• **Problem to work on**: Without the pictures, set down every record below exactly as it reads.

Excerpts from a dataset
────────────────────

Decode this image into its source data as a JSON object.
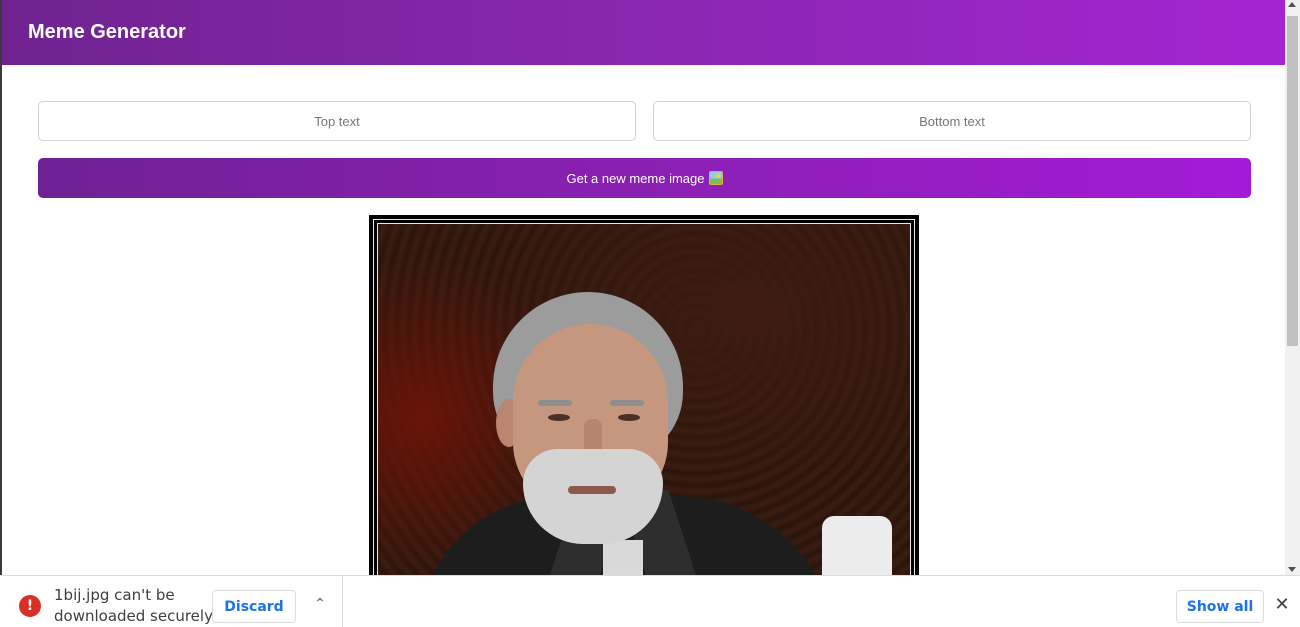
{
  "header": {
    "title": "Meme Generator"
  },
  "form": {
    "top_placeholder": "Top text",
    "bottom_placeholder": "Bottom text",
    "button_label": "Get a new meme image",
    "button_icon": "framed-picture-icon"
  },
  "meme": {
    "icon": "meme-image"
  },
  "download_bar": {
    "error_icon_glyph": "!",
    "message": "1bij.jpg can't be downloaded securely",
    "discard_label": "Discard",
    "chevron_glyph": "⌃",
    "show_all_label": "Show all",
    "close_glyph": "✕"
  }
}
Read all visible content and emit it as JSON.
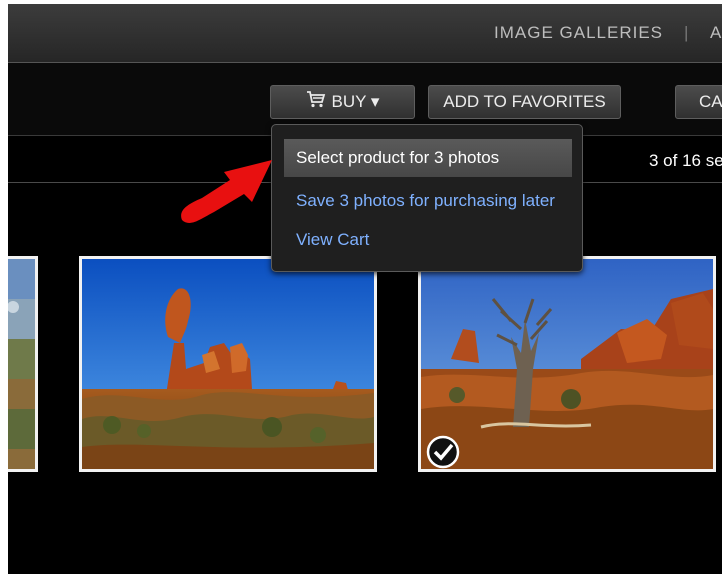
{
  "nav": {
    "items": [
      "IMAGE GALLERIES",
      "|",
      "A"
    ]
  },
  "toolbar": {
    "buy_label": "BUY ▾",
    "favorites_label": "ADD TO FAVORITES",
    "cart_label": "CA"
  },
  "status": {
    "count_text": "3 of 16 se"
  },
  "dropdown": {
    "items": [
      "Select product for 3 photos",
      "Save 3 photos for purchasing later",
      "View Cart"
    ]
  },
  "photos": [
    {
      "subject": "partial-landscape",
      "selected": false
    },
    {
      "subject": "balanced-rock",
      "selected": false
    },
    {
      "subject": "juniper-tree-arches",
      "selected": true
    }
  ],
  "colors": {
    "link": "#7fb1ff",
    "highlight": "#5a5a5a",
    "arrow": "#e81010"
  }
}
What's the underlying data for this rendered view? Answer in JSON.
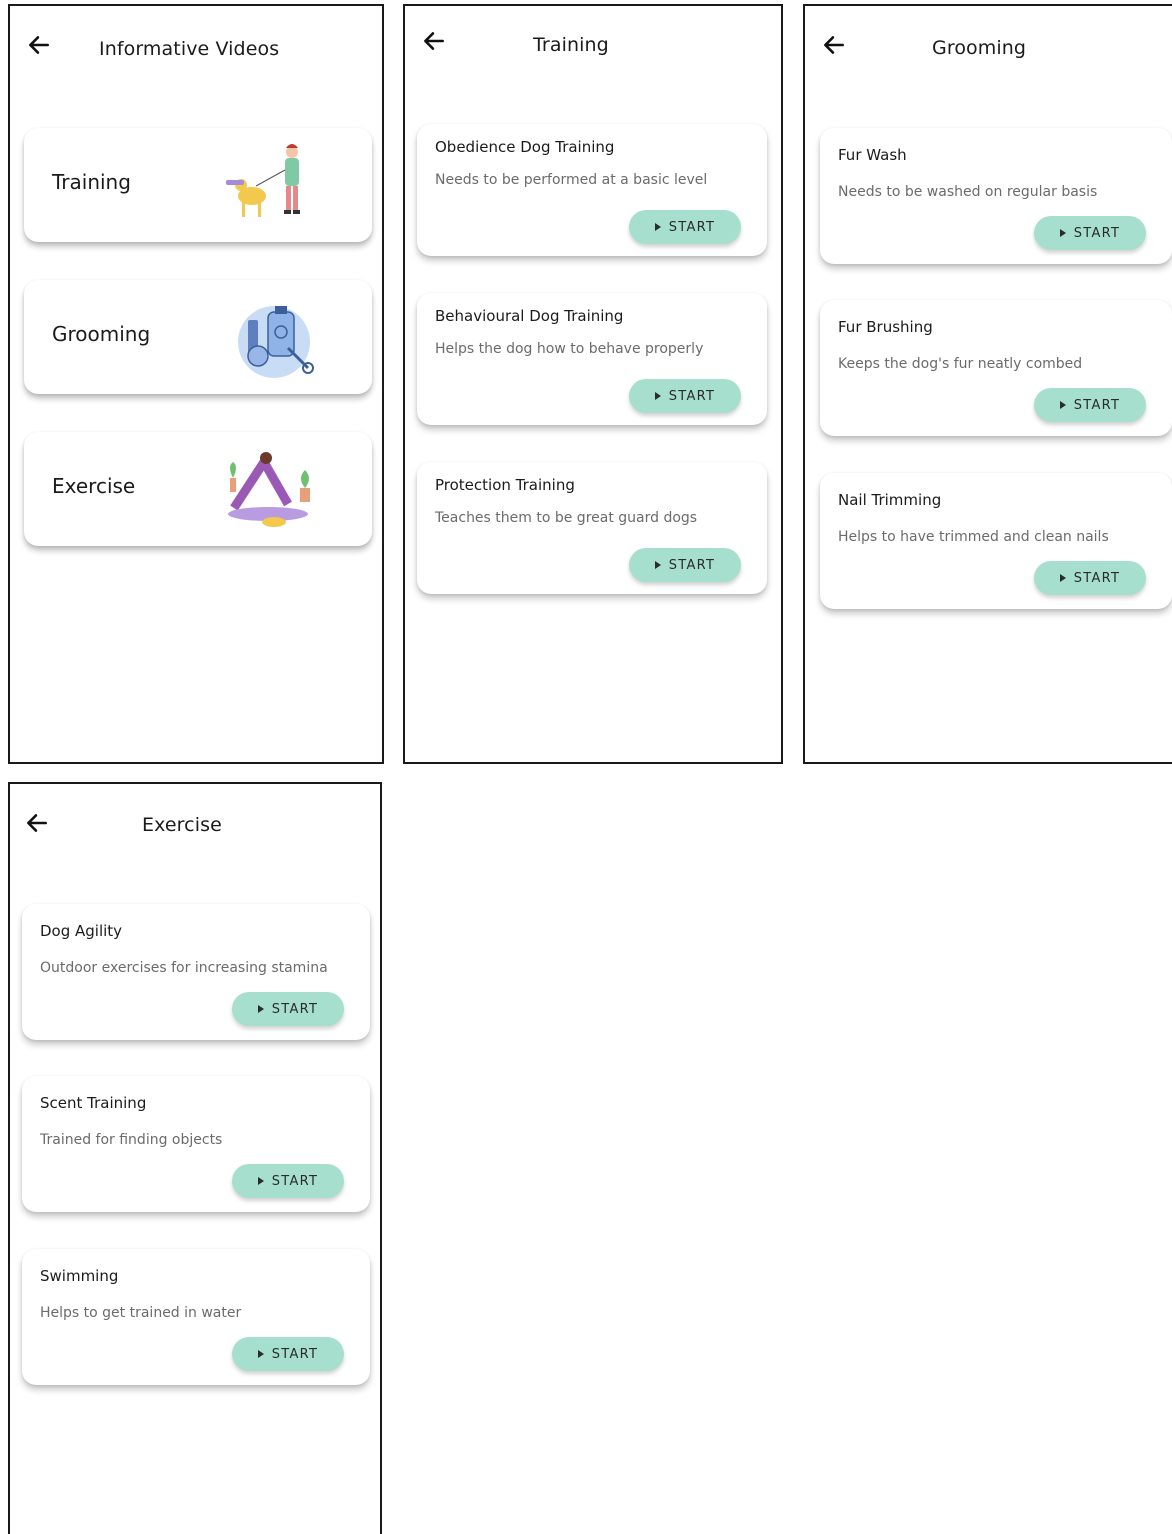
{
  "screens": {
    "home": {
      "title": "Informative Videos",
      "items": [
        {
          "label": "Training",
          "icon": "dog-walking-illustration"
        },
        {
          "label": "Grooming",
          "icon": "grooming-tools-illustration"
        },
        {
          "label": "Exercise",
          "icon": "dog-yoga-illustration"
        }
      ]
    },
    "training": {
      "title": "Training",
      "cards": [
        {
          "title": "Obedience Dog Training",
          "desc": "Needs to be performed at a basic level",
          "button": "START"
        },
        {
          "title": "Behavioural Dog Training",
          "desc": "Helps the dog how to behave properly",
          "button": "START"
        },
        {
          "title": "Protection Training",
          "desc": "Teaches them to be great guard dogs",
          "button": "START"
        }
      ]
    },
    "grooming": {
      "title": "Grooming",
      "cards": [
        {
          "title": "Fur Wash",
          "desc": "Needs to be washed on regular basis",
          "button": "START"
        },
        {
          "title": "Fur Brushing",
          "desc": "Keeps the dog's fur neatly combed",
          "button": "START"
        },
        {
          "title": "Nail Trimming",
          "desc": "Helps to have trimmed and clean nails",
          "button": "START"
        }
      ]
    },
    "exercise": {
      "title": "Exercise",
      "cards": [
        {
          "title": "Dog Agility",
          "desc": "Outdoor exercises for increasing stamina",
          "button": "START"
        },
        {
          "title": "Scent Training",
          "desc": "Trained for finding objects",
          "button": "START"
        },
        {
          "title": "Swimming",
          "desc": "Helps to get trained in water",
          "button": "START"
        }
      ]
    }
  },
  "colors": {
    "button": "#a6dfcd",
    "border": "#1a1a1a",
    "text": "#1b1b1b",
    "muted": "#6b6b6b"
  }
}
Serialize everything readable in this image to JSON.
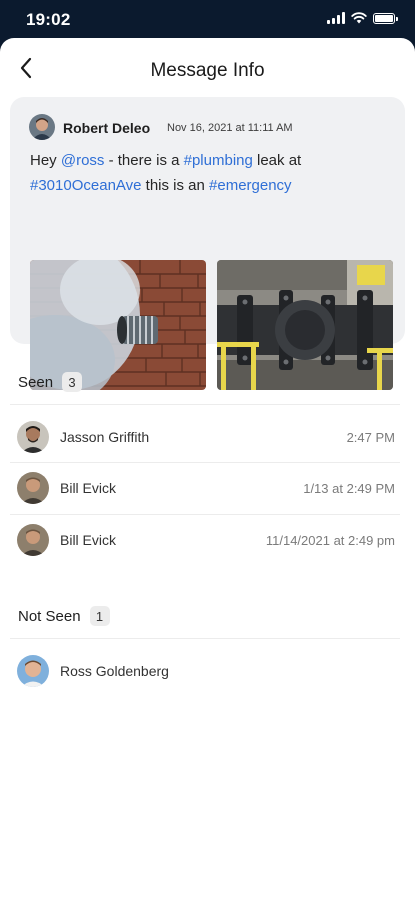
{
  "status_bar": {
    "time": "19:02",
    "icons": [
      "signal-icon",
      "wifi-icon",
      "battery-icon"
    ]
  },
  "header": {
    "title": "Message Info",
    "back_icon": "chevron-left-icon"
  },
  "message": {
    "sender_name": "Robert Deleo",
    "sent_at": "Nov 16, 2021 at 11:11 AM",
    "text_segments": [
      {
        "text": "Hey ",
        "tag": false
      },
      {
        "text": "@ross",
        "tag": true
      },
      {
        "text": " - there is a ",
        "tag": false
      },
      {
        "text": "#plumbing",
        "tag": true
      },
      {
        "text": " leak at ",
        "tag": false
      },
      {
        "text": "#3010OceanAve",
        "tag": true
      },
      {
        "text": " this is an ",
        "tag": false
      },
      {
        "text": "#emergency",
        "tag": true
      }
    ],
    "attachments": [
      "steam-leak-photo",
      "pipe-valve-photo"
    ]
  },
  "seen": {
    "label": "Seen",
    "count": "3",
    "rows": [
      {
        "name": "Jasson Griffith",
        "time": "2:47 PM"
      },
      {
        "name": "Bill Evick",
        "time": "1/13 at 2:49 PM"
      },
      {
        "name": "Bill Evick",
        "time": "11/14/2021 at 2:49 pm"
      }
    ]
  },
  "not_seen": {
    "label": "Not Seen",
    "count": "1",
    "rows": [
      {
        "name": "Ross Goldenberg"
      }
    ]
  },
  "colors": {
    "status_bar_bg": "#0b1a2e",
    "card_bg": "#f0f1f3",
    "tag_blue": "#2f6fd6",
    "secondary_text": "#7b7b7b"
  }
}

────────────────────

• **Answer below**:
Decode this image into its source data as a JSON object.
{
  "header": {
    "title": "Meme Generator"
  },
  "form": {
    "top_placeholder": "Top text",
    "bottom_placeholder": "Bottom text",
    "button_label": "Get a new meme image",
    "button_icon": "framed-picture-icon"
  },
  "meme": {
    "icon": "meme-image"
  },
  "download_bar": {
    "error_icon_glyph": "!",
    "message": "1bij.jpg can't be downloaded securely",
    "discard_label": "Discard",
    "chevron_glyph": "⌃",
    "show_all_label": "Show all",
    "close_glyph": "✕"
  }
}
Read all visible content and emit it as JSON.
{
  "nav": {
    "items": [
      "IMAGE GALLERIES",
      "|",
      "A"
    ]
  },
  "toolbar": {
    "buy_label": "BUY ▾",
    "favorites_label": "ADD TO FAVORITES",
    "cart_label": "CA"
  },
  "status": {
    "count_text": "3 of 16 se"
  },
  "dropdown": {
    "items": [
      "Select product for 3 photos",
      "Save 3 photos for purchasing later",
      "View Cart"
    ]
  },
  "photos": [
    {
      "subject": "partial-landscape",
      "selected": false
    },
    {
      "subject": "balanced-rock",
      "selected": false
    },
    {
      "subject": "juniper-tree-arches",
      "selected": true
    }
  ],
  "colors": {
    "link": "#7fb1ff",
    "highlight": "#5a5a5a",
    "arrow": "#e81010"
  }
}
What's the underlying data for this rendered view? Answer in JSON.
{
  "screens": {
    "home": {
      "title": "Informative Videos",
      "items": [
        {
          "label": "Training",
          "icon": "dog-walking-illustration"
        },
        {
          "label": "Grooming",
          "icon": "grooming-tools-illustration"
        },
        {
          "label": "Exercise",
          "icon": "dog-yoga-illustration"
        }
      ]
    },
    "training": {
      "title": "Training",
      "cards": [
        {
          "title": "Obedience Dog Training",
          "desc": "Needs to be performed at a basic level",
          "button": "START"
        },
        {
          "title": "Behavioural Dog Training",
          "desc": "Helps the dog how to behave properly",
          "button": "START"
        },
        {
          "title": "Protection Training",
          "desc": "Teaches them to be great guard dogs",
          "button": "START"
        }
      ]
    },
    "grooming": {
      "title": "Grooming",
      "cards": [
        {
          "title": "Fur Wash",
          "desc": "Needs to be washed on regular basis",
          "button": "START"
        },
        {
          "title": "Fur Brushing",
          "desc": "Keeps the dog's fur neatly combed",
          "button": "START"
        },
        {
          "title": "Nail Trimming",
          "desc": "Helps to have trimmed and clean nails",
          "button": "START"
        }
      ]
    },
    "exercise": {
      "title": "Exercise",
      "cards": [
        {
          "title": "Dog Agility",
          "desc": "Outdoor exercises for increasing stamina",
          "button": "START"
        },
        {
          "title": "Scent Training",
          "desc": "Trained for finding objects",
          "button": "START"
        },
        {
          "title": "Swimming",
          "desc": "Helps to get trained in water",
          "button": "START"
        }
      ]
    }
  },
  "colors": {
    "button": "#a6dfcd",
    "border": "#1a1a1a",
    "text": "#1b1b1b",
    "muted": "#6b6b6b"
  }
}
Serialize everything readable in this image to JSON.
{
  "status_bar": {
    "time": "19:02",
    "icons": [
      "signal-icon",
      "wifi-icon",
      "battery-icon"
    ]
  },
  "header": {
    "title": "Message Info",
    "back_icon": "chevron-left-icon"
  },
  "message": {
    "sender_name": "Robert Deleo",
    "sent_at": "Nov 16, 2021 at 11:11 AM",
    "text_segments": [
      {
        "text": "Hey ",
        "tag": false
      },
      {
        "text": "@ross",
        "tag": true
      },
      {
        "text": " - there is a ",
        "tag": false
      },
      {
        "text": "#plumbing",
        "tag": true
      },
      {
        "text": " leak at ",
        "tag": false
      },
      {
        "text": "#3010OceanAve",
        "tag": true
      },
      {
        "text": " this is an ",
        "tag": false
      },
      {
        "text": "#emergency",
        "tag": true
      }
    ],
    "attachments": [
      "steam-leak-photo",
      "pipe-valve-photo"
    ]
  },
  "seen": {
    "label": "Seen",
    "count": "3",
    "rows": [
      {
        "name": "Jasson Griffith",
        "time": "2:47 PM"
      },
      {
        "name": "Bill Evick",
        "time": "1/13 at 2:49 PM"
      },
      {
        "name": "Bill Evick",
        "time": "11/14/2021 at 2:49 pm"
      }
    ]
  },
  "not_seen": {
    "label": "Not Seen",
    "count": "1",
    "rows": [
      {
        "name": "Ross Goldenberg"
      }
    ]
  },
  "colors": {
    "status_bar_bg": "#0b1a2e",
    "card_bg": "#f0f1f3",
    "tag_blue": "#2f6fd6",
    "secondary_text": "#7b7b7b"
  }
}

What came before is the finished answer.